Excerpts from an interface dataset:
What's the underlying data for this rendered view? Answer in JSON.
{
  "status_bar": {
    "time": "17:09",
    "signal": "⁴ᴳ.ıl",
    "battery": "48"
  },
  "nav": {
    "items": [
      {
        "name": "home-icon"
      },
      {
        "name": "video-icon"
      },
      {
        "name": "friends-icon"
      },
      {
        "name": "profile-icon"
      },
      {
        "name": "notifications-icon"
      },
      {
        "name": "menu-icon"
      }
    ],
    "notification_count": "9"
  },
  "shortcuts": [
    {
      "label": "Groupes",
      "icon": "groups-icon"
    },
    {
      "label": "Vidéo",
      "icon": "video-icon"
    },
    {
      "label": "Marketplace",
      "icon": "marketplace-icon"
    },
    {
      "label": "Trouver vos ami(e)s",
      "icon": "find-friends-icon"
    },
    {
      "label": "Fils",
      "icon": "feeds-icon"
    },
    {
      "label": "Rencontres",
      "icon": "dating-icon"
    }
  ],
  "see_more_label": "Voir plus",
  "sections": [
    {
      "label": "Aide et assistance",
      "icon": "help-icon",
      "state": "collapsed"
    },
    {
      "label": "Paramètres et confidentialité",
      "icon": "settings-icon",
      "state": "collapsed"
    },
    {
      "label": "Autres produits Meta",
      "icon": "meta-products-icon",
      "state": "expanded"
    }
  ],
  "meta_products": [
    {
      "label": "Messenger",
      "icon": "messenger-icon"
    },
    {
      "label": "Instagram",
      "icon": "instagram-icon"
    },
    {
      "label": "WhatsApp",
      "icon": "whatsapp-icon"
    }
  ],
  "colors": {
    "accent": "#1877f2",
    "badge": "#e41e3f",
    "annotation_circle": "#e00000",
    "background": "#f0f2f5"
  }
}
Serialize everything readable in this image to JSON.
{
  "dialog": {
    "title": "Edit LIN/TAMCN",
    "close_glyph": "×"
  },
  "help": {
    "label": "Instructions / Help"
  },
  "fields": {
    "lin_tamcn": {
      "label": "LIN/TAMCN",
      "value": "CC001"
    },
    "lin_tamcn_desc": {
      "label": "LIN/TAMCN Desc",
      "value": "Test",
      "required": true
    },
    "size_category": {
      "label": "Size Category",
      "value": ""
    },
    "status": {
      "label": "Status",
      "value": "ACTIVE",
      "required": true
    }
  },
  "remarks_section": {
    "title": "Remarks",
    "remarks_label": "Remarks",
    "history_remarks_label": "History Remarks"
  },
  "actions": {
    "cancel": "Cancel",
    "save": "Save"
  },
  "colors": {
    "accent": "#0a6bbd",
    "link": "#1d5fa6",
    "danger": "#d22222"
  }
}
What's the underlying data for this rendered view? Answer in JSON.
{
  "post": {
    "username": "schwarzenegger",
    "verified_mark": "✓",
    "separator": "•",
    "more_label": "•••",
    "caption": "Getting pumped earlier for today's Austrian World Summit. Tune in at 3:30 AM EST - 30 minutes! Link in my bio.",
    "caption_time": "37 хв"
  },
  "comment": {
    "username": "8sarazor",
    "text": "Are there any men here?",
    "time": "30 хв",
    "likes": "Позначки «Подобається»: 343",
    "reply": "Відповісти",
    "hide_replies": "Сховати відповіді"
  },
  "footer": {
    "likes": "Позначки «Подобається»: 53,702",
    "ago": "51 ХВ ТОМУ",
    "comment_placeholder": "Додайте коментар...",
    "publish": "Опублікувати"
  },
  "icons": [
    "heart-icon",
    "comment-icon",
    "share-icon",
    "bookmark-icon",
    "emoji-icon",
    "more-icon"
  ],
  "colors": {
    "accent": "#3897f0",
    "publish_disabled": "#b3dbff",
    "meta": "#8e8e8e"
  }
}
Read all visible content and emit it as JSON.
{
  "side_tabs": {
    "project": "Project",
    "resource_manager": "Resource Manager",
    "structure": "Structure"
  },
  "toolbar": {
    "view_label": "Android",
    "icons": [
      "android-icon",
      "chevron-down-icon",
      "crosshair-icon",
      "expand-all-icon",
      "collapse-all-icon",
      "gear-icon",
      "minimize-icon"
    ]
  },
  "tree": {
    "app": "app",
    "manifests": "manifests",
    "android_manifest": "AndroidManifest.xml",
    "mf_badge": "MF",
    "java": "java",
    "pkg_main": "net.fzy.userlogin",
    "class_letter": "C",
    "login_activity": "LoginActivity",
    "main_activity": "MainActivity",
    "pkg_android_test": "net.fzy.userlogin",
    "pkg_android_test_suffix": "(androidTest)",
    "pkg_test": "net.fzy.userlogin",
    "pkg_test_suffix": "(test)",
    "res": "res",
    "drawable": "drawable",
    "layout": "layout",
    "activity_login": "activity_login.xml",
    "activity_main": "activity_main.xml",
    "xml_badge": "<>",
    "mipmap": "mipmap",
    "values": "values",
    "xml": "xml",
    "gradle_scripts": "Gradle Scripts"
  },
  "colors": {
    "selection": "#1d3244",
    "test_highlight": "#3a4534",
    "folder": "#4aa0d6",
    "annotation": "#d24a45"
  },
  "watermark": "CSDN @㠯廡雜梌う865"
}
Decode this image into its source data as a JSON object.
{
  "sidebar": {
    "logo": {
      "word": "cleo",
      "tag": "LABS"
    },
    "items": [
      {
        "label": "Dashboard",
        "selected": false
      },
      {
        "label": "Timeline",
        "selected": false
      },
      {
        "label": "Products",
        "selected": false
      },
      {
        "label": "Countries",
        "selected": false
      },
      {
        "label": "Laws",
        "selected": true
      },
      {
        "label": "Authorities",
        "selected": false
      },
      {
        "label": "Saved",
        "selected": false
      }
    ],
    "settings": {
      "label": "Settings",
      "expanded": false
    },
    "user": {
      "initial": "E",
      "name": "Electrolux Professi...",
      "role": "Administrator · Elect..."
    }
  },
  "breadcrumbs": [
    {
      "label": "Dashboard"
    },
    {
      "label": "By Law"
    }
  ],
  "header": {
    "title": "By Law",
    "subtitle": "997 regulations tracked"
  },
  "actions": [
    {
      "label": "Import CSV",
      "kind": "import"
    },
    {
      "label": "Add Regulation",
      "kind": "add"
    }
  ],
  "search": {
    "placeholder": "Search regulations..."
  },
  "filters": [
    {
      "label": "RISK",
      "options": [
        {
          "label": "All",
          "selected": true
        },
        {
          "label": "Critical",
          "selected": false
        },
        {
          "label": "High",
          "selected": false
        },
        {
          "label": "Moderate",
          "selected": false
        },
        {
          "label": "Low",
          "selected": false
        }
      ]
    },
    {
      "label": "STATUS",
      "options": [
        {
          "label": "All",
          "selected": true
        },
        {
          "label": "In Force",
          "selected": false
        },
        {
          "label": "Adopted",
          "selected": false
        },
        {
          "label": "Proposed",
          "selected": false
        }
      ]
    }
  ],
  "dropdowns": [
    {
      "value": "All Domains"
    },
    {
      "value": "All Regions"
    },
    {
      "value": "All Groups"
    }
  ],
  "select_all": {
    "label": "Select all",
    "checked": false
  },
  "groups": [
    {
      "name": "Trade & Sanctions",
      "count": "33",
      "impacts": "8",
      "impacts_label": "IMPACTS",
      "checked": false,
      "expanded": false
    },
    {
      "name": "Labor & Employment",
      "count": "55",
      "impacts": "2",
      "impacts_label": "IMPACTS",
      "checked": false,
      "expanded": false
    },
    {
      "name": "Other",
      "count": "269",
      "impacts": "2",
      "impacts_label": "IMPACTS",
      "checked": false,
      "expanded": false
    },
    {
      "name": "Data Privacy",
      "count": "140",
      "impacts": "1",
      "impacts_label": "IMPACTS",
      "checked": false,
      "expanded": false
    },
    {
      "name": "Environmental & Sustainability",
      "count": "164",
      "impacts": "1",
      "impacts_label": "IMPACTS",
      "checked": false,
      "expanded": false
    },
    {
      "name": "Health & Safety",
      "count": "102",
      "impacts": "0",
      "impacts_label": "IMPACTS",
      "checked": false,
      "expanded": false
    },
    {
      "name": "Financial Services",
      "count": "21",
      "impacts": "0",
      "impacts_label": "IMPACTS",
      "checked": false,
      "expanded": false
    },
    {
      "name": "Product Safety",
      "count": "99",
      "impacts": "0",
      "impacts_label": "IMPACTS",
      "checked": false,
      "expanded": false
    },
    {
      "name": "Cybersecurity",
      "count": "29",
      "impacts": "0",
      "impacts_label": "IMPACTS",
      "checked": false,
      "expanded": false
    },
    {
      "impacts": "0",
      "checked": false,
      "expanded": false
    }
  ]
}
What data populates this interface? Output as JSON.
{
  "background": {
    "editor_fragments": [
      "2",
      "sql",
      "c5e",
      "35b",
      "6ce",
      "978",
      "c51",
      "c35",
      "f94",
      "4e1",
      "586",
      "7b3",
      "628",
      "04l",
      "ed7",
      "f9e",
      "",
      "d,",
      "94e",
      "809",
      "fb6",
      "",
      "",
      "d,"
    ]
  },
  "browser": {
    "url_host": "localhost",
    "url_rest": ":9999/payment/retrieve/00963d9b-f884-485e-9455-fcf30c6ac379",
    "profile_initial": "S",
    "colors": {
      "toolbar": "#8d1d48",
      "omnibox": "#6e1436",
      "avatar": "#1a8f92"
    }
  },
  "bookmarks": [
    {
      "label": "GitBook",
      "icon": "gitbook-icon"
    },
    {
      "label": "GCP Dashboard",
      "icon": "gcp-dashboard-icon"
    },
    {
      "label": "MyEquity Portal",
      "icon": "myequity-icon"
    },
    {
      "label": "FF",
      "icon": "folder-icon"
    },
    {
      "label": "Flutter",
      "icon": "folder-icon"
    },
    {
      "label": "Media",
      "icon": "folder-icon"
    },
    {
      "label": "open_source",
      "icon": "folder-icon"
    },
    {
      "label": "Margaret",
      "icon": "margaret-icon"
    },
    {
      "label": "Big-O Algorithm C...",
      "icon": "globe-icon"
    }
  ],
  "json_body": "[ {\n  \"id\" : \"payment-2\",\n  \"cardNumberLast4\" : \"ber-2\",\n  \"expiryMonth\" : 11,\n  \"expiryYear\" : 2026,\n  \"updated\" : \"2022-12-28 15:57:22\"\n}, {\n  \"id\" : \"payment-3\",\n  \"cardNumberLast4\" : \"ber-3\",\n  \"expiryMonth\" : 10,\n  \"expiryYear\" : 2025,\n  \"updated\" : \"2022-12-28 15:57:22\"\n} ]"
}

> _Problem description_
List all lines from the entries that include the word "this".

> _Expected answer_
What's the underlying data for this rendered view? Answer in JSON.
Serialize everything readable in this image to JSON.
What's the underlying data for this rendered view? Answer in JSON.
Decode this image into its source data as a JSON object.
What data populates this interface? Output as JSON.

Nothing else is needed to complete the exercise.